SCROPHULARIACEAE

RED BARTSIA Odontites vernus

Red Bartsia is a native annual growing 15-40 cm in height and flowers from August into October. The small unobtrusive flowers belie how important this species is for bumble-bee conservation and it is a fundamental component of nearly all sites where the nationally scarce Shrill Carder Bee is now found.

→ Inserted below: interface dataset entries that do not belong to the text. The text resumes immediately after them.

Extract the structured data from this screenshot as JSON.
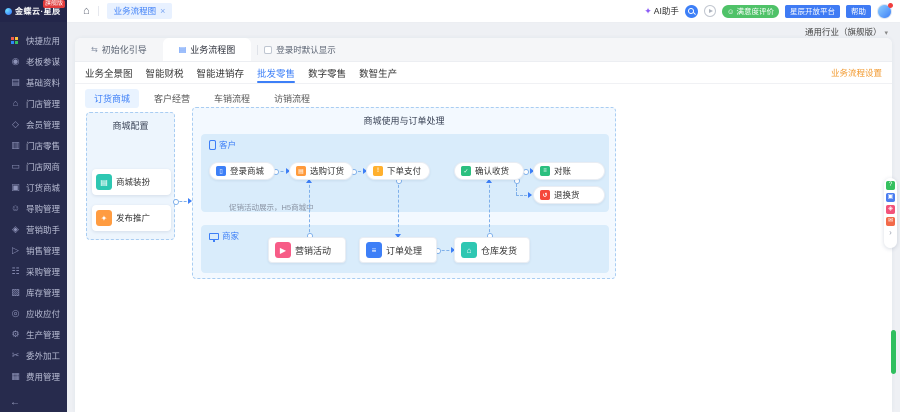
{
  "app": {
    "logo_text": "金蝶云·星辰",
    "logo_badge": "旗舰版",
    "accent_color": "#3d7ff7",
    "sidebar_color": "#272b4d"
  },
  "topbar": {
    "home_glyph": "⌂",
    "tab": {
      "label": "业务流程图",
      "close": "×"
    },
    "ai_assistant": {
      "glyph": "✦",
      "label": "AI助手"
    },
    "satisfaction": {
      "glyph": "☺",
      "label": "满意度评价",
      "color": "#4fc268"
    },
    "open_platform": {
      "label": "星辰开放平台",
      "color": "#3f7bf4"
    },
    "help": {
      "label": "帮助",
      "color": "#3f7bf4"
    },
    "industry_selector": {
      "label": "通用行业（旗舰版）",
      "chevron": "▾"
    }
  },
  "sidebar": {
    "items": [
      {
        "icon": "quick-apps-icon",
        "glyph": "",
        "label": "快捷应用"
      },
      {
        "icon": "boss-advisor-icon",
        "glyph": "◉",
        "label": "老板参谋"
      },
      {
        "icon": "base-data-icon",
        "glyph": "▤",
        "label": "基础资料"
      },
      {
        "icon": "store-manage-icon",
        "glyph": "⌂",
        "label": "门店管理"
      },
      {
        "icon": "member-manage-icon",
        "glyph": "◇",
        "label": "会员管理"
      },
      {
        "icon": "store-retail-icon",
        "glyph": "▥",
        "label": "门店零售"
      },
      {
        "icon": "store-online-icon",
        "glyph": "▭",
        "label": "门店网商"
      },
      {
        "icon": "order-mall-icon",
        "glyph": "▣",
        "label": "订货商城"
      },
      {
        "icon": "guide-manage-icon",
        "glyph": "☺",
        "label": "导购管理"
      },
      {
        "icon": "marketing-helper-icon",
        "glyph": "◈",
        "label": "营销助手"
      },
      {
        "icon": "sales-manage-icon",
        "glyph": "▷",
        "label": "销售管理"
      },
      {
        "icon": "purchase-manage-icon",
        "glyph": "☷",
        "label": "采购管理"
      },
      {
        "icon": "inventory-manage-icon",
        "glyph": "▧",
        "label": "库存管理"
      },
      {
        "icon": "receivable-payable-icon",
        "glyph": "◎",
        "label": "应收应付"
      },
      {
        "icon": "production-manage-icon",
        "glyph": "⚙",
        "label": "生产管理"
      },
      {
        "icon": "outsourcing-icon",
        "glyph": "✂",
        "label": "委外加工"
      },
      {
        "icon": "expense-manage-icon",
        "glyph": "▦",
        "label": "费用管理"
      }
    ],
    "collapse_glyph": "←"
  },
  "workspace": {
    "tabs": {
      "guide": {
        "glyph": "⇆",
        "label": "初始化引导"
      },
      "flow": {
        "glyph": "▤",
        "label": "业务流程图"
      },
      "checkbox_label": "登录时默认显示",
      "checkbox_checked": false
    },
    "nav_tabs": [
      "业务全景图",
      "智能财税",
      "智能进销存",
      "批发零售",
      "数字零售",
      "数智生产"
    ],
    "active_nav_tab": "批发零售",
    "settings_link": "业务流程设置",
    "sub_tabs": [
      "订货商城",
      "客户经营",
      "车销流程",
      "访销流程"
    ],
    "active_sub_tab": "订货商城"
  },
  "flow": {
    "left": {
      "title": "商城配置",
      "items": [
        {
          "icon": "mall-decorate-icon",
          "glyph": "▤",
          "color": "#2ec7b2",
          "label": "商城装扮"
        },
        {
          "icon": "publish-promote-icon",
          "glyph": "✦",
          "color": "#ff9c41",
          "label": "发布推广"
        }
      ]
    },
    "right": {
      "title": "商城使用与订单处理",
      "annotation": "促销活动展示，H5商城中",
      "lanes": [
        {
          "label": "客户",
          "icon": "phone-icon",
          "nodes": [
            {
              "icon": "login-mall-icon",
              "glyph": "▯",
              "color": "#3d7ff7",
              "label": "登录商城"
            },
            {
              "icon": "select-order-icon",
              "glyph": "▤",
              "color": "#ff9a3c",
              "label": "选购订货"
            },
            {
              "icon": "pay-order-icon",
              "glyph": "!",
              "color": "#ffb02e",
              "label": "下单支付"
            },
            {
              "icon": "confirm-receipt-icon",
              "glyph": "✓",
              "color": "#2bbf7f",
              "label": "确认收货"
            },
            {
              "icon": "reconcile-icon",
              "glyph": "≡",
              "color": "#2bbf7f",
              "label": "对账"
            },
            {
              "icon": "return-exchange-icon",
              "glyph": "↺",
              "color": "#f5483b",
              "label": "退换货"
            }
          ]
        },
        {
          "label": "商家",
          "icon": "monitor-icon",
          "nodes": [
            {
              "icon": "marketing-activity-icon",
              "glyph": "▶",
              "color": "#f75c87",
              "label": "营销活动"
            },
            {
              "icon": "order-process-icon",
              "glyph": "≡",
              "color": "#3d7ff7",
              "label": "订单处理"
            },
            {
              "icon": "warehouse-ship-icon",
              "glyph": "⌂",
              "color": "#2ec7b2",
              "label": "仓库发货"
            }
          ]
        }
      ]
    }
  },
  "side_toolbar": {
    "icons": [
      {
        "name": "question-icon",
        "glyph": "?",
        "color": "#35c05f"
      },
      {
        "name": "app-widget-icon",
        "glyph": "▣",
        "color": "#4a7df0"
      },
      {
        "name": "feedback-icon",
        "glyph": "◈",
        "color": "#f2527a"
      },
      {
        "name": "promo-icon",
        "glyph": "✉",
        "color": "#f26a4a"
      }
    ],
    "more_glyph": "›"
  }
}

Wildlife Value Rating
ProvenanceVC41 Glamorgan (Swansea, Neath Port Talbot) & VC44 Carmarthenshire
habitat in rough horse pasture, Kenfig Ind. Est. fields, Neath Port Talbot
attracting in a Shrill Carder Bee, Baglan Moors, Neath Port Talbot
habitat in rough horse pasture, Kenfig Ind. Est. fields, Neath Port Talbot
habitat on secondary dunes, Margam landfill site, Neath Port Talbot
Habitats and Growing AdviceAn annual root-hemiparasite of short, typically grazed, grasslands, tracks, road verges, pathways, brownfield sites and saltmarshes. Sometimes occurs in abundance on reseeded grass slopes. Succeeds in a variety of soils, where its semi-parasitic habit reveals associations with various species of grass, Red Clover and Plantains. The flowers are especially attractive to bumblebees and it is a key forage plant two BAP species; the Shrill Carder-bee and Brown-banded Carder-bee.
AssociationsThe 'Biological Records Centre’s' website lists the following numbers of foodplant associates for Red Bartsia: flies (1), sawflies, wasps and bees (1), and moths (2).
Stocklists for habitats